In what was its worst contraction in 40 years, Chile’s economy shrank 5.8% in 2020. Towards the end of the year, however, some light was visible on the horizon, leading to predictions of at least 5% economic growth in 2021. And in the first quarter, those growth expectations for this year have been raised to 6.2%. This projected increase can probably be explained by three main factors:

• Excellent progress with the COVID vaccination programme, with the aim of inoculating 80% of the population by June and thereby keeping the virus at bay while also giving a boost to all economic sectors.

• The amazing value of copper, with an average hovering probably around US$ 4 per pound this year, and its significant beneficial effect on the national economy.

• The consistent stabilization and recovery of global economies, encouraging the reactivation of businesses and industries in Chile.

The recycling industry has recorded better figures than for the same period last year. A second COVID wave hit the country in March and forced the entire population into strict quarantines but, as an essential activity, recycling has remained above 80% capacity on average. Most members of our association reported good results for last year and, until now at least, 2021 is seeming to stay on the same page. Of course, it goes without saying that the unpredicted commodities boom has brought back those long-awaited margins, mostly in the metals segment.

The great challenge for the export sector has been to diversify its destinations, dodging certain markets depressed by the pandemic. This has been particularly difficult with such a troubled maritime industry, with its route and destination closures, prohibitions on loading scrap metals, considerable rate increases, and so on.

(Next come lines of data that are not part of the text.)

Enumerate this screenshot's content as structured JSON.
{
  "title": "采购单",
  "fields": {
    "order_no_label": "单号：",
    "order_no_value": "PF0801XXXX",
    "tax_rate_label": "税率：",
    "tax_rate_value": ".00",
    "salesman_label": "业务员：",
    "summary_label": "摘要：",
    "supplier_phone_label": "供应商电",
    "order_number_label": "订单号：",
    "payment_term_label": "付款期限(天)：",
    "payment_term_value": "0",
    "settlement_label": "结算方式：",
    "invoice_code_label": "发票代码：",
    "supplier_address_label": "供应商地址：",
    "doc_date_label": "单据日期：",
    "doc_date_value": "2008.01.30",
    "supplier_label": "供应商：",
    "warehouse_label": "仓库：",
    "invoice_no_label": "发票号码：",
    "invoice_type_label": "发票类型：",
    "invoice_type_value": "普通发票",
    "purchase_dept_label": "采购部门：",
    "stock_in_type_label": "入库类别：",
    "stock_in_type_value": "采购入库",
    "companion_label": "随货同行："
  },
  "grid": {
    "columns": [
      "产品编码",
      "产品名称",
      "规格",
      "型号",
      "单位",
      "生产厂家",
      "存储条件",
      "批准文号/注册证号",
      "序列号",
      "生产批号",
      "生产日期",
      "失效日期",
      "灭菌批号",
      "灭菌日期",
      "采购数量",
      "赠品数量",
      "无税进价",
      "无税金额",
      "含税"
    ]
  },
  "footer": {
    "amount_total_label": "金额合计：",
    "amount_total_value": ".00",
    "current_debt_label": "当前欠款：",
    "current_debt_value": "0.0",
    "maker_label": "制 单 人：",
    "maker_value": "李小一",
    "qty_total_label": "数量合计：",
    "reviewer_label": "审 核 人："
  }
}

Last but not least, Chile’s political health is not at its best and, as in some neighbouring countries, there is a lot of tension. Following the elections in May, the process of writing a new constitution has begun and this will undoubtedly bring several changes. The key to staying afloat will be the ability to adapt and see these changes as new opportunities.